of the contribution Australian scientists make on the global stage to ecology and environmental sciences and this year was won by Australian Research
Council Future Fellow and Associate Professor Kerrie Wilson. Kerrie is also Deputy Director of the Australian Research Council Centre of Excellence
for Environmental Decisions (CEED) and works with the TSR Hub on Project 6.4. We spoke with Kerrie about the news.
Q: What does the Fenner prize mean to you?
A: The award is open to all disciplines in the life sciences from biomedical research through to ecology. The fact that ecologists, Jane Elith in 2015 and myself in 2016, have taken the award two years in a row is quite incredible. The fact that we are women in science and have worked part-time for much of our careers reveals a greater acceptance of diversity in the sciences and of the multiple pathways that can lead to successful and fulfilling careers.
Q: Why is it important to conservation science?
A: It reflects not only our significant contribution to Australia’s goals for demonstrating scientific excellence but also our contribution to delivering innovative solutions to addressing the loss of biodiversity.”
Q: How can this recognition affect conservation science?
A: Australia boasts roughly 10% of the world’s biodiversity, and also a large proportion of global intellectual capacity in the discipline. Conservation science is by definition an interdisciplinary pursuit and the profile afforded by this award will enhance its reputation and open new opportunities for collaboration.
Photo: Frank Fenner Prize for Life Scientist of the Year winner, Kerrie Wilson.

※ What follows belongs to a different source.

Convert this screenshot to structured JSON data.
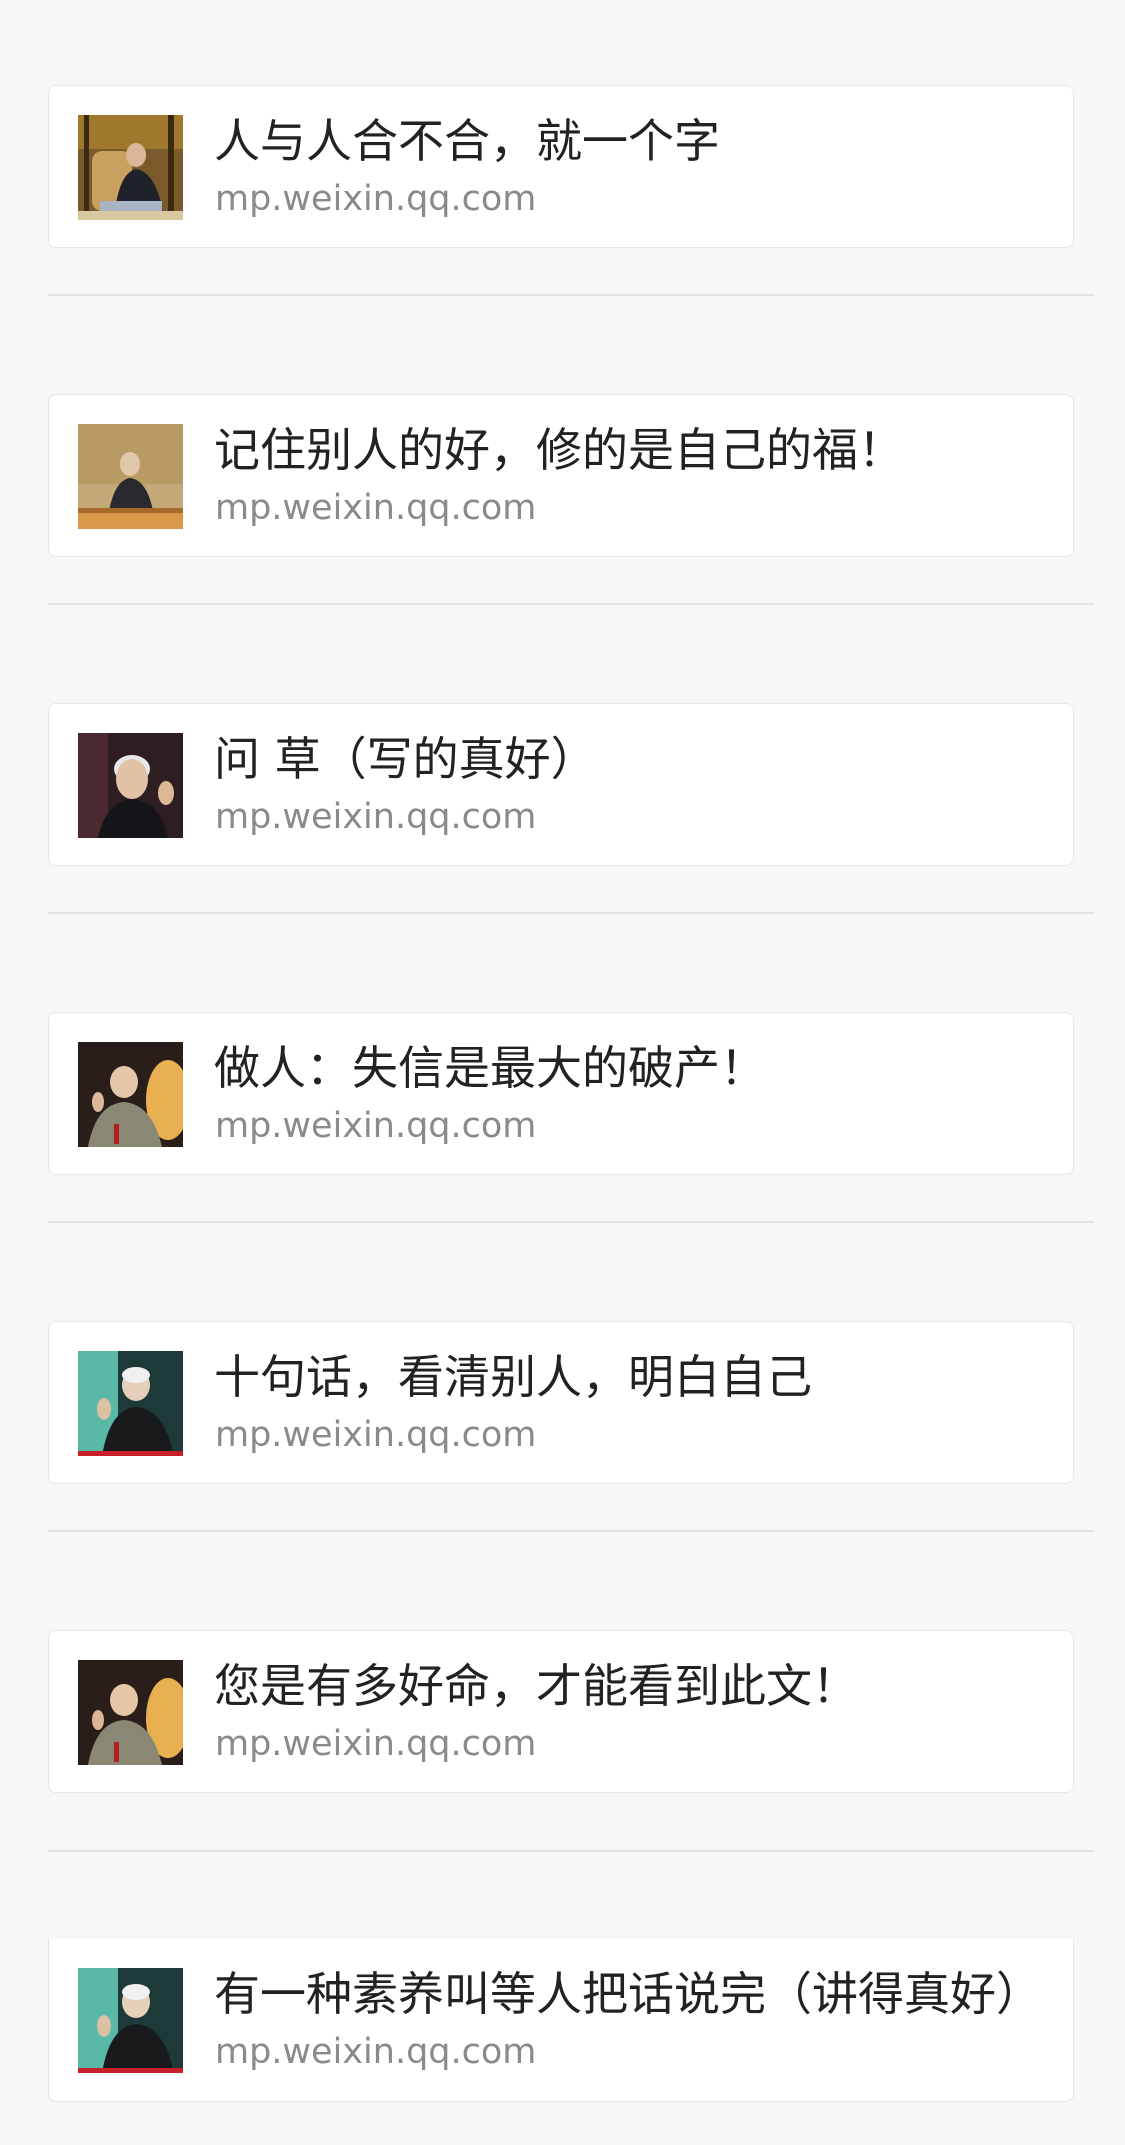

One million species threatened with extinction worldwide. That was the attention-grabbing headline that recently (and, sadly, briefly) captured the world’s attention, when the Intergovernmental Science-Policy Platform on Biodiversity and Ecosystems Services (IPBES) released its first global assessment of how the planet’s biodiversity is faring – and what that means for people.
The Alligator Rivers yellow chat is a small, bright yellow insectivorous bird of the Kakadu floodplains. This Endangered species is imperilled by habitat changes caused by altered fire regimes, buffalo and feral pigs, rising sea levels and the spread of weeds like prickly mimosa and introduced grasses. What has been happening to degrade these floodplains has been equally of concern to Traditional Owners as to yellow chat researchers.
The central purpose of the Threatened Species Recovery Hub is delivering research that is relevant for and useable by decision-makers, land managers and others responsible for recovering threatened species. Working with partners is vital if we’re to achieve this.
The native forest on Norfolk Island provides vital habitat for the island’s threatened plant and bird species, many of which are found nowhere else on the planet (also called endemic). When the British colonised Norfolk Island in 1788, they cleared much of the original vegetation. Remaining forest is now protected in the national park and reserves, but plant recruitment is poor and invasive non-native plant species would likely overtake the forest without the on-going efforts of park managers. To preserve remaining forest, it is important to determine the main causes of declines and the most effective actions that managers can take to address these threats and restore native vegetation.
The Threatened Species Recovery Hub is celebrating great conservation outcomes from projects taking place in Booderee National Park for two Endangered species: the eastern bristlebird and the southern brown bandicoot (eastern subspecies). The Australian National University’s David Lindenmayer and Chris MacGregor give us the scoop on the bristlebird and Natasha Robinson shares the good news about the southern brown bandicoot.